A Luas (Dublin’s tram service) stops at this Museum, barely a two minute walk from The Ashling Hotel, a favourite Dublin accommodation. I was in the city centre within ten minutes exploring more on the beaten path attractions. This tram line will drop you directly to the other main train station in Dublin – Connolly Station and one of Ireland’s busiest concert venues The Point. Directly on this service also, The Gate Theatre is one of Ireland’s premier theatres, a smaller more intimate venue than the famed Abbey Theatre and lovelier because of this personal intimacy.
Exhausted from Dublin’s night life or a busy day touring about, returning to the easy peace of The Ashling is like a refreshing dessert after a heavy main course. Bedrooms are as they should be – perfectly peaceful. I had to strain to hear any nocturnal noise and failed to hear any sound other than my own breathing, which at this stage was deep and slow.
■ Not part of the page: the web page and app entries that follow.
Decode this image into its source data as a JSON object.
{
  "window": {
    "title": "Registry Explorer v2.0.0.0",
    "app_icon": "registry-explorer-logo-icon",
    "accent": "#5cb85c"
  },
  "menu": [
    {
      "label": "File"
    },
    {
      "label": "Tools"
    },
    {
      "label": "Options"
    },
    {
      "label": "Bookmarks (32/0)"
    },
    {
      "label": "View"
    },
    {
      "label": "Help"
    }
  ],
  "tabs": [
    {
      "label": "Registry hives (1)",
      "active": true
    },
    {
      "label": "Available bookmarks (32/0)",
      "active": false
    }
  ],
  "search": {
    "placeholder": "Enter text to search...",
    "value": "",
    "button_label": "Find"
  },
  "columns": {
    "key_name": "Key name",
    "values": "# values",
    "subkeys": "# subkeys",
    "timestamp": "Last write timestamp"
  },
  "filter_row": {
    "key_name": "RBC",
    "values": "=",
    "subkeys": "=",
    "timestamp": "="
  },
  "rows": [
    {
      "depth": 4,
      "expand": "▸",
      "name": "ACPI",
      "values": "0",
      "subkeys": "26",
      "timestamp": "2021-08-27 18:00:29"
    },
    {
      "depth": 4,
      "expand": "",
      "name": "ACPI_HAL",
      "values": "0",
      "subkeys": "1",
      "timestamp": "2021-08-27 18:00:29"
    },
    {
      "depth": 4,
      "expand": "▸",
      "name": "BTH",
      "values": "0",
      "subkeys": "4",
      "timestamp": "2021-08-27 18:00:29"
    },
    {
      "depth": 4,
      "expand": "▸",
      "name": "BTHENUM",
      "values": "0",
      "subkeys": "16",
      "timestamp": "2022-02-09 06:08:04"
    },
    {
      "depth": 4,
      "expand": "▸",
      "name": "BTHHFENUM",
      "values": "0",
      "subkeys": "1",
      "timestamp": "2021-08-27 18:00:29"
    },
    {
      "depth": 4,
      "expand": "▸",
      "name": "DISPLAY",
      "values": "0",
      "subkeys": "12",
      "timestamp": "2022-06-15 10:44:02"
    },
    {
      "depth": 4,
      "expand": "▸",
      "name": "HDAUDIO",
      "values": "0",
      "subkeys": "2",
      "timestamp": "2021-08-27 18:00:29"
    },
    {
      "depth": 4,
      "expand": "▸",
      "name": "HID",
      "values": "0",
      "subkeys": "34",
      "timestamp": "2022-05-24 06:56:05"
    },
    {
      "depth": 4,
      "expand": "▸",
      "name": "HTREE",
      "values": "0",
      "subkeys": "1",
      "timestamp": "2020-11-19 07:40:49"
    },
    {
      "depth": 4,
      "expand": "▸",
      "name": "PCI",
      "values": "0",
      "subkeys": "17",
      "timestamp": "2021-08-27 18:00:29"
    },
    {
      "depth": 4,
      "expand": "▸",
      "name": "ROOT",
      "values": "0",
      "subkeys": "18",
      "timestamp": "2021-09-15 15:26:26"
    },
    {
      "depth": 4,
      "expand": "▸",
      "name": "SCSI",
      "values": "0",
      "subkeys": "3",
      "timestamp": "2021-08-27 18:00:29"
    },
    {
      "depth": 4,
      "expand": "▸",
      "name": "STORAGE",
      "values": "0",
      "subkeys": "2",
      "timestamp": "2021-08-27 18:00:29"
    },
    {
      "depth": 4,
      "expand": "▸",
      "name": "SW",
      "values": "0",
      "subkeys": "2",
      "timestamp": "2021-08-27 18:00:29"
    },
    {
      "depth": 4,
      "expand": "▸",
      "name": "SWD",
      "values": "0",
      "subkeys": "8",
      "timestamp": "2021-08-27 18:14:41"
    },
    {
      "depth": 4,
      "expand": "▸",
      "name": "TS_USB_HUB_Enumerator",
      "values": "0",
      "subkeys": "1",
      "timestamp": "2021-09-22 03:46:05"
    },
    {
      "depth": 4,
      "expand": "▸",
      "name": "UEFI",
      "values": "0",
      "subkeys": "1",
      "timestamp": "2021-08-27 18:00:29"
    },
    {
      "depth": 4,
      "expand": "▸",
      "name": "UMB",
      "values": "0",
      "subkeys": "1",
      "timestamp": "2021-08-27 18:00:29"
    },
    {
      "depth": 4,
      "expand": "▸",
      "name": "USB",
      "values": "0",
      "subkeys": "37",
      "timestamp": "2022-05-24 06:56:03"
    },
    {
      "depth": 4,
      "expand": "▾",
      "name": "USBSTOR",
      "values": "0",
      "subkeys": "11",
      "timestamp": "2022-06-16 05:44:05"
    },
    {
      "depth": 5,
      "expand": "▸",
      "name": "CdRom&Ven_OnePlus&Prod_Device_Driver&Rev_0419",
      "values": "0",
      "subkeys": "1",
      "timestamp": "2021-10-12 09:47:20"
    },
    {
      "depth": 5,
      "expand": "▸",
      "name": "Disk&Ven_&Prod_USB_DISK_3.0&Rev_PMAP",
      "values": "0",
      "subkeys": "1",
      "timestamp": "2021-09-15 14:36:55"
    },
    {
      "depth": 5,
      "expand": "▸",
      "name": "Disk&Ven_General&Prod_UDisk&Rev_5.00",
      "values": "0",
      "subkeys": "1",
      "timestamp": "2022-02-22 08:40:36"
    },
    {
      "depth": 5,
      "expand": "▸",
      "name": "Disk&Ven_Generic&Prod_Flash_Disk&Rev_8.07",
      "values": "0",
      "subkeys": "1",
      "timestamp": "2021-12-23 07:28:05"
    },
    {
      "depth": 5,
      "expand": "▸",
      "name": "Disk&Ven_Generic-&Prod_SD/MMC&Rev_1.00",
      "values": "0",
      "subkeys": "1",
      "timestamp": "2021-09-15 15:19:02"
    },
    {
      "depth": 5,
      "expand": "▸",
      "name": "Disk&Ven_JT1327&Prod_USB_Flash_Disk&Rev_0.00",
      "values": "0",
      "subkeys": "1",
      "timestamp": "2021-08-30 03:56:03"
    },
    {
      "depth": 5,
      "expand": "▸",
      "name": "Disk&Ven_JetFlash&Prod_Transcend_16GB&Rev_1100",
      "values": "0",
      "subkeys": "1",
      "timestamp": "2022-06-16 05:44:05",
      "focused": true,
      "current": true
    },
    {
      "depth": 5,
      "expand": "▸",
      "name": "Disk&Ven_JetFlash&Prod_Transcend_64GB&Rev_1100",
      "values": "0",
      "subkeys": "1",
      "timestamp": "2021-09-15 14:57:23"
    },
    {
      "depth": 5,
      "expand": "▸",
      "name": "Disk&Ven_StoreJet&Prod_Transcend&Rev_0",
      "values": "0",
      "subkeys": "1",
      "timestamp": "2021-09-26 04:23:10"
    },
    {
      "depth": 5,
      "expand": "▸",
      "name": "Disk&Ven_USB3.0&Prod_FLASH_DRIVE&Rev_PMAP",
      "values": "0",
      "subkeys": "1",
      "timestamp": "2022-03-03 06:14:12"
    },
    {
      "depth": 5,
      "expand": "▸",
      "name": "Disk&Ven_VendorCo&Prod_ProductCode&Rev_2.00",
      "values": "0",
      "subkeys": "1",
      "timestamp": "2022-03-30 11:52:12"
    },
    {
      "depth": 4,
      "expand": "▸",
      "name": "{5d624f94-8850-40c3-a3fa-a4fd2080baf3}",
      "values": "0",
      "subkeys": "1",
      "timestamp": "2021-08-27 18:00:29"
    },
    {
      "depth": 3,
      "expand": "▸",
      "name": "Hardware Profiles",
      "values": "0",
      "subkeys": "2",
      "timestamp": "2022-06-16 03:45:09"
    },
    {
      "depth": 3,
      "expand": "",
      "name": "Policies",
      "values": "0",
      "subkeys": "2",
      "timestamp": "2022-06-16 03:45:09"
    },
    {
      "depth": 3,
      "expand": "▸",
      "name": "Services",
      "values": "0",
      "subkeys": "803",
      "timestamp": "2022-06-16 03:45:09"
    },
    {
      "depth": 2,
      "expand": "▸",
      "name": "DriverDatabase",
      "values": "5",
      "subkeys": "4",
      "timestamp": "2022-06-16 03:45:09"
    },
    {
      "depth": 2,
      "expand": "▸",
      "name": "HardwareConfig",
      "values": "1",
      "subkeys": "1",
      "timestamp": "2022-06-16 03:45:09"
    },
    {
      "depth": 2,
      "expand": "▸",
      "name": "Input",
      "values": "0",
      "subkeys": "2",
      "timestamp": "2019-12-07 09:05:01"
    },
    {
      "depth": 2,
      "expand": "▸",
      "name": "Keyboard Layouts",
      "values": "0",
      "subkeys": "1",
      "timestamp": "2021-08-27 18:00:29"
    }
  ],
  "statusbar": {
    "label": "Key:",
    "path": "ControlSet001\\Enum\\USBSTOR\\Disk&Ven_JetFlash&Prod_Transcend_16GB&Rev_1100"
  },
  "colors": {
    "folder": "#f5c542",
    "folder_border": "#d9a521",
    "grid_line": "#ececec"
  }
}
Reminder to self – you are staying in Ireland’s capital city.
In this favourite Dublin accommodation, the view from my window though reminded me instantly where I was. Guinness Storehouse cylinders glinted in silence across the way as a full moon dazzled the city between heavy curtained clouds. Where was that orchestral music by Kevin Sargent and the snowfall of the Guinness Christmas advert? I heard the words “Even at the home of the black stuff they dream of a white one” and promised to return in December. I was slow to close the scene with the curtains.
Sleep came fast and with ease – what other way is there in The Ashling? Beds are a body-slipper and I slipped out with difficulty next day. The one thing not easy about this hotel – leaving it. Sheenco Travel’s Reservations Manager had advised me to “never ever skip breakfast at The Ashling”. Even though I had to catch an early morning train I took her advice. Table service was exemplary and coffee came exactly when needed. The self-service pancake making device smiled at me and seductively beckoned me toward it. I gave in with ease.
Without ease I left The Ashling Hotel – a favourite Dublin accommodation. Checking out at reception, Jennifer again beamed me on my way. On departure guests receive a little bag of sweet treats to ease us away. A fitting gift, like The Ashling itself – a sweet treat.